“The first question will be: Does this bid pose a threat to Twitter and shareholders? And there are lots and lots of arguments they can make that it does pose a threat,” Mr. Rock said. There are doubts about how serious Mr. Musk’s bid is, given the scant details about its financing. And Mr. Musk has already raised red flags with public statements and his filings pertaining to the offer.
Companies are often wary of using poison pills because they do not want to be seen as unfriendly to shareholders. Even so, some critics of the practice, like the influential advisory group Institutional Shareholder Services, have indicated that they are open to the tactic in certain circumstances.
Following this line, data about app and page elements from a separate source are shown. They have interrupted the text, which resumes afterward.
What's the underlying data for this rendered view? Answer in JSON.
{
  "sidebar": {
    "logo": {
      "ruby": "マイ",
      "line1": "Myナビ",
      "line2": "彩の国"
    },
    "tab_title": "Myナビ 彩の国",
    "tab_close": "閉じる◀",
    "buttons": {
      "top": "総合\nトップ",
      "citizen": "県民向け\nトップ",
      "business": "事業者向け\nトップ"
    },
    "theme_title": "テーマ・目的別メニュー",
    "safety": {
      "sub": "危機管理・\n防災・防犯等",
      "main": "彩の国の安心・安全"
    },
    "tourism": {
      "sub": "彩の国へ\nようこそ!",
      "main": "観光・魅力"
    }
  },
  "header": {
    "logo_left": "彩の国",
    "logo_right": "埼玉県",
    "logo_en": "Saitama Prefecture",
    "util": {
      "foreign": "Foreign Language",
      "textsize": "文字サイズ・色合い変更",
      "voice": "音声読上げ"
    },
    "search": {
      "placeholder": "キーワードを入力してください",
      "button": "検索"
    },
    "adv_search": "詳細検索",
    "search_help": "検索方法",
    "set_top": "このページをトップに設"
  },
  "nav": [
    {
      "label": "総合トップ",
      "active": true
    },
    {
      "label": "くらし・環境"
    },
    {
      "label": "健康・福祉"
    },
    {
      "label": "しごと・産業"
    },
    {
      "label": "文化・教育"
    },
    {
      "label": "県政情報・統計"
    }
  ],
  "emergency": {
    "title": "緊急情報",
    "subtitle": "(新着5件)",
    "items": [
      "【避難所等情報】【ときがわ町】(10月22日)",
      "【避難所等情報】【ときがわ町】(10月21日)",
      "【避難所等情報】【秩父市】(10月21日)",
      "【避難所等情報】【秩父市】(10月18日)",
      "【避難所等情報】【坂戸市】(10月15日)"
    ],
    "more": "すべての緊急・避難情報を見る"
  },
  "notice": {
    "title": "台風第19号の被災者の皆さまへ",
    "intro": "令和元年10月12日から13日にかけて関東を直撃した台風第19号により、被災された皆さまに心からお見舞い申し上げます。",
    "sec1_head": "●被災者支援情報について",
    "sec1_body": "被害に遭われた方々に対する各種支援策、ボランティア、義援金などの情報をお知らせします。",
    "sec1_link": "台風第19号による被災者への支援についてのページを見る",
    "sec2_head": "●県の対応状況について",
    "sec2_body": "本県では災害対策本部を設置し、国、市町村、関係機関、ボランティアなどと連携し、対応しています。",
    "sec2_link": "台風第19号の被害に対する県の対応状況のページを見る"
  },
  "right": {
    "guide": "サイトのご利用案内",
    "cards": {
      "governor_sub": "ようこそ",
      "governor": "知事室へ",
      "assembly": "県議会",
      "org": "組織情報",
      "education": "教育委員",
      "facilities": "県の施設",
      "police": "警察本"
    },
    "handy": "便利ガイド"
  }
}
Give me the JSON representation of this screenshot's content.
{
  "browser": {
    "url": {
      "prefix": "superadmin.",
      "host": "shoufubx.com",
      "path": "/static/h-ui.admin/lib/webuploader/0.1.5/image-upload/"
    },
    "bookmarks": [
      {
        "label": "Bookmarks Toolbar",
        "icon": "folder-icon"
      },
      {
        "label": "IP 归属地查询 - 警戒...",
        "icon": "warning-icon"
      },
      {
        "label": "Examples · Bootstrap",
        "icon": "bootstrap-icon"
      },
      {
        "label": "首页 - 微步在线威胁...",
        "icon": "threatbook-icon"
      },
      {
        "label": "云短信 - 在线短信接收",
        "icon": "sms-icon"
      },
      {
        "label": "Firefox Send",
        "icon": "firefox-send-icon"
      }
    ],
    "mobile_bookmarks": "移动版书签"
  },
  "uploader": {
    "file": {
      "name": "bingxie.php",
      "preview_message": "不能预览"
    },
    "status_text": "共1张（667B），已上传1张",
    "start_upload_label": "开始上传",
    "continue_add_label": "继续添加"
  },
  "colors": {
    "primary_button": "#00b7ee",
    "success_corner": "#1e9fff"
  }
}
Twitter’s other top shareholders, according to FactSet, include the investment giant Vanguard Group, the largest, with more than 10 percent; Morgan Stanley Investment Management, with 8 percent; and BlackRock Fund Advisors, with about 4.5 percent.
Ark Investment Management, led by Cathie Wood, a star of the Reddit investing community who has previously bet on Mr. Musk, has about 2 percent, as does Mr. Dorsey.
Mr. Musk seemed to be girding for a protracted fight. When he notified the board of his bid on Wednesday, he said it was his “best and final offer” and that he would “reconsider my position as a shareholder” if it was rejected. But in an interview at a TED conference on Thursday he acknowledged that he does not like to lose. And later in the day, he took to his favored social media platform: “Taking Twitter private at $54.20 should be up to shareholders, not the board,” he tweeted, alongside a Yes/No poll.
Mr. Musk’s bare-bones offer left open significant questions. Mr. Musk has hired Morgan Stanley to advise on the bid, although the investment bank is not known for financing large-scale deals on its own. And Twitter shareholders seemed wary: Twitter’s stock fell almost 2 percent on Thursday, closing at $45.08 — significantly below Mr. Musk’s offer. Stock markets in the U.S. were closed Friday for the Good Friday holiday.
Mr. Musk argued that taking Twitter private would allow more free speech to flow on the platform. “My strong intuitive sense is that having a public platform that is maximally trusted and broadly inclusive is extremely important to the future of civilization,” he said during the TED interview.
He also insisted that the algorithm Twitter uses to rank its content, deciding what hundreds of millions of users see on the service every day, should be public for users to audit.
Mr. Musk’s concerns are shared by many executives at Twitter, who have also pressed for more transparency about its algorithms. The company has published internal research about bias in its algorithms and funded an effort to create an open, transparent standard for social media services.
But Twitter balked at Mr. Musk’s hardball tactics. After a Thursday morning board meeting, the company began exploring options to block Mr. Musk, including the poison pill and the possibility of courting another buyer.
During an all-hands meeting on Thursday, Twitter’s chief executive, Parag Agrawal, sought to reassure employees about the potential shake-up. Although he declined to share details about the board’s plans, he encouraged employees to stay focused and not allow themselves to be distracted by Mr. Musk.